  • Day, Cyrus Lawrence (1967). Quipus and witches' knots; the role of the knot in primitive and ancient cultures. Lawrence: University of Kansas Press. OCLC 1446690. 
  • Nordenskiold, Erland (1925). The Secret of the Peruvian Quipus. OCLC 2887018. 
  • Peters, Renata; Salomon, Frank (2006/2007). "Patrimony and partnership: conserving the khipu legacy of Rapaz, Peru". Archaeology International (London: UCL Institute of Archaeology). pp. 41–44. ISBN 1463-1725 Check |isbn= value (help). 
  • Piechota, Dennis (1978). "Storage Containerization Archaeological Textile Collections". Journal of the American Institute for Conservation 18 (1): 10–18. doi:10.2307/3179387. JSTOR 3179387. 

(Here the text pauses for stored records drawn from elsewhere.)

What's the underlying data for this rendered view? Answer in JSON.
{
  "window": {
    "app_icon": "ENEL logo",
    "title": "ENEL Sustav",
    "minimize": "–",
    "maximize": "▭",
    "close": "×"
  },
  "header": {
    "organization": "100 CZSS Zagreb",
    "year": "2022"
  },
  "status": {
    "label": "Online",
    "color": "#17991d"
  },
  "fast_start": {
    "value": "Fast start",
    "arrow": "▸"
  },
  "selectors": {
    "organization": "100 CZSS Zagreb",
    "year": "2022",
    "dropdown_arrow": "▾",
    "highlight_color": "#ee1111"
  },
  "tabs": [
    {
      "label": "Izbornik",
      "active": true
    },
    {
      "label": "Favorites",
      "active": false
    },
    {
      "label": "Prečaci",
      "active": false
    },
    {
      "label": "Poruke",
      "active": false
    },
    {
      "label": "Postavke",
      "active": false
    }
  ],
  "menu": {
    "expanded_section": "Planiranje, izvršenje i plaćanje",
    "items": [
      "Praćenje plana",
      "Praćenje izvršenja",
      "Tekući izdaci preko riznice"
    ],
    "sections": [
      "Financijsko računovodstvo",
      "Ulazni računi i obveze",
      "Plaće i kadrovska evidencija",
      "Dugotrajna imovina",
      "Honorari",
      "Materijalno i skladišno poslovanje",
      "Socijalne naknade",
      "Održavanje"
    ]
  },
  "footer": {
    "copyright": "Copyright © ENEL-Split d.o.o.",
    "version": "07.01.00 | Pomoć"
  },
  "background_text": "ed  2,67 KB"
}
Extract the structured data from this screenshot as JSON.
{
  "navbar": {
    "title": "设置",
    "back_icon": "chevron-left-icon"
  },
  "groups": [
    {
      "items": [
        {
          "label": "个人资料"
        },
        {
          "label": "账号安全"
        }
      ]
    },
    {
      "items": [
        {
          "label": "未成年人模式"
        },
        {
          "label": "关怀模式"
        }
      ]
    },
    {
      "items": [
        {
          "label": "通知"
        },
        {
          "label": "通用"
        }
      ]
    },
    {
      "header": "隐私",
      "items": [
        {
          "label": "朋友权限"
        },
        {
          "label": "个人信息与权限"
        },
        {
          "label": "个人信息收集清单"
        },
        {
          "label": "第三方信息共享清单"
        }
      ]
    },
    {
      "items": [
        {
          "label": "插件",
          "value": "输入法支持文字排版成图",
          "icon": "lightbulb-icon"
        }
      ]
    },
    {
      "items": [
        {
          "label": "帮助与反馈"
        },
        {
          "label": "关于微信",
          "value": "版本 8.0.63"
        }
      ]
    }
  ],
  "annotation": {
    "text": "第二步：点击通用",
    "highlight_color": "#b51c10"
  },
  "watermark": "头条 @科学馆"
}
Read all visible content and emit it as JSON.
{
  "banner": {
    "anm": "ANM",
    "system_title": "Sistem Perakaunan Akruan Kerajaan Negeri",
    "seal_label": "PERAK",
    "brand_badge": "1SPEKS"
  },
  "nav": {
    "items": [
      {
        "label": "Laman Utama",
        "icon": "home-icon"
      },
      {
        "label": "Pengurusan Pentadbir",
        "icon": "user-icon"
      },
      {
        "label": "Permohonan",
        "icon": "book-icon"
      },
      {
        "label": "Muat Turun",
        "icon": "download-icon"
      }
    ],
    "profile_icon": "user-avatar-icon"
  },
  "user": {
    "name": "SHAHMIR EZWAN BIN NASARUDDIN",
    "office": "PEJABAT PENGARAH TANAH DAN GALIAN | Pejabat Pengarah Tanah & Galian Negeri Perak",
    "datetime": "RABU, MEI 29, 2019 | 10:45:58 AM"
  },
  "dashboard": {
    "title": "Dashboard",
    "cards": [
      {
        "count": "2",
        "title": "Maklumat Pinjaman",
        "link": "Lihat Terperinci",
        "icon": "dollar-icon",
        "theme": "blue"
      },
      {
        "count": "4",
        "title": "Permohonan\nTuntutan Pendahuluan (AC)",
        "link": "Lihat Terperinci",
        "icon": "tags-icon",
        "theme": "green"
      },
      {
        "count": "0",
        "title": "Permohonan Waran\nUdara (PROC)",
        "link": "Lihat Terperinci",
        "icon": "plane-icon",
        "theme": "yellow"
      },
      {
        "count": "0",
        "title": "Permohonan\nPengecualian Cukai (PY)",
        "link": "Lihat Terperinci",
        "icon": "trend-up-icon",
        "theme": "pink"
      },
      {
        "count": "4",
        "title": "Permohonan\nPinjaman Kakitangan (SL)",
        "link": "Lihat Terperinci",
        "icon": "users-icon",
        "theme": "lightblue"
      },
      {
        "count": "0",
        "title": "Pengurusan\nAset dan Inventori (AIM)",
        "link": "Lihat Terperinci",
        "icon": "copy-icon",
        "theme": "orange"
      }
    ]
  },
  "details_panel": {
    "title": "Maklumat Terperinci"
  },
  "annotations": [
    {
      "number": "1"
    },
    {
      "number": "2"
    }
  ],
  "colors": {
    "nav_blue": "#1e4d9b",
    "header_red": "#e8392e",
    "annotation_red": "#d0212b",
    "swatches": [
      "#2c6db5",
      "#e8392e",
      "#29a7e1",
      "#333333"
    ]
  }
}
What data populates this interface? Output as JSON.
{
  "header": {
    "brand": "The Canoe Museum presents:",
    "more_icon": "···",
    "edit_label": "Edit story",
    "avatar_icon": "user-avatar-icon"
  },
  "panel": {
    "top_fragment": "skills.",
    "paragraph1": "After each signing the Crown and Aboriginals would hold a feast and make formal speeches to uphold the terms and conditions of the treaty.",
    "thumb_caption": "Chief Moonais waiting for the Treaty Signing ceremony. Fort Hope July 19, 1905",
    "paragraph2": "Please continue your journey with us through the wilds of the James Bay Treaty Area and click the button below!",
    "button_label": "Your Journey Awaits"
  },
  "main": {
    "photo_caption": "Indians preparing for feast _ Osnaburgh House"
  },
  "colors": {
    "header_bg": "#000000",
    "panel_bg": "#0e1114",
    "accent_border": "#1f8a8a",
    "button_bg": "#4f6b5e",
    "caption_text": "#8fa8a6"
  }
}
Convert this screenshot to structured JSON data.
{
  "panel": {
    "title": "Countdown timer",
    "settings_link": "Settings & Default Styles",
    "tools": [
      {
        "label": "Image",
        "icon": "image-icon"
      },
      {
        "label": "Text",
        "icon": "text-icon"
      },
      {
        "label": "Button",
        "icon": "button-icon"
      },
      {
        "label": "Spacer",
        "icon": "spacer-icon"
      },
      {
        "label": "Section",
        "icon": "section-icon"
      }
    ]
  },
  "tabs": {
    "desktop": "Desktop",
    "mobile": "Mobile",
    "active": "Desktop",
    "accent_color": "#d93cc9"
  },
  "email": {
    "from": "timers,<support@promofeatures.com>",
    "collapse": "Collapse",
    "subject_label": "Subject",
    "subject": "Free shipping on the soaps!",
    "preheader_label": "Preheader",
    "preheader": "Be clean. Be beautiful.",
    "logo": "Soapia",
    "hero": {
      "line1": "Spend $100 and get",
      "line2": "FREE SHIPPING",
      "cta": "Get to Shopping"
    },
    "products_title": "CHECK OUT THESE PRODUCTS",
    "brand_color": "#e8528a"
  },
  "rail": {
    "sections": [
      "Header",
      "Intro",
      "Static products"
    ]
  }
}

  • Saez-Rodríguez, A. (2012). An Ethnomathematics Exercise for Analyzing a Khipu Sample from Pachacamac (Perú). Revista Latinoamericana de Etnomatemática. 5(1), 62–88.
  • Salomon, Frank (2001). "How an Andean 'Writing Without Words' Works". Current Anthropology 42 (1): 1–27. doi:10.1086/318435. 
  • Salomon, Frank (2004). The Cord Keepers: Khipus and Cultural Life in a Peruvian Village. Durham: Duke University Press. ISBN 0-8223-3379-1. OCLC 54929904. 
  • Salomon, Frank; and Renata Peters (31 March 2007). Governance and Conservation of the Rapaz Khipu Patrimony (with collaboration of Carrie Brezine, Gino de las Casas Ríos, Víctor Falcón Huayta, Rosa Choque Gonzales, and Rosalía Choque Gonzales). paper delivered at Interdisciplinary Workshop on Intangible Heritage. Collaborative for Cultural Heritage and Museum Practices, Urbana-Champaign, IL. 
  • Urton, Gary (1998). "From Knots to Narratives: Reconstructing the Art of Historical Record Keeping in the Andes from Spanish Transcriptions of Inka Khipus". Ethnohistory 45 (5): 409–438. doi:10.2307/483319. JSTOR 483319. 
  • Urton, Gary (2003). Signs of the Inka Khipu: Binary Coding in the Andean Knotted-String Records. Austin: University of Texas Press. ISBN 0-292-78539-9. OCLC 50323023. 
  • Urton, Gary; and Carrie Brezine (2003–2004). "The Khipu Database Project". 

External links[edit]

Discovery of "Puruchuco" toponym[edit]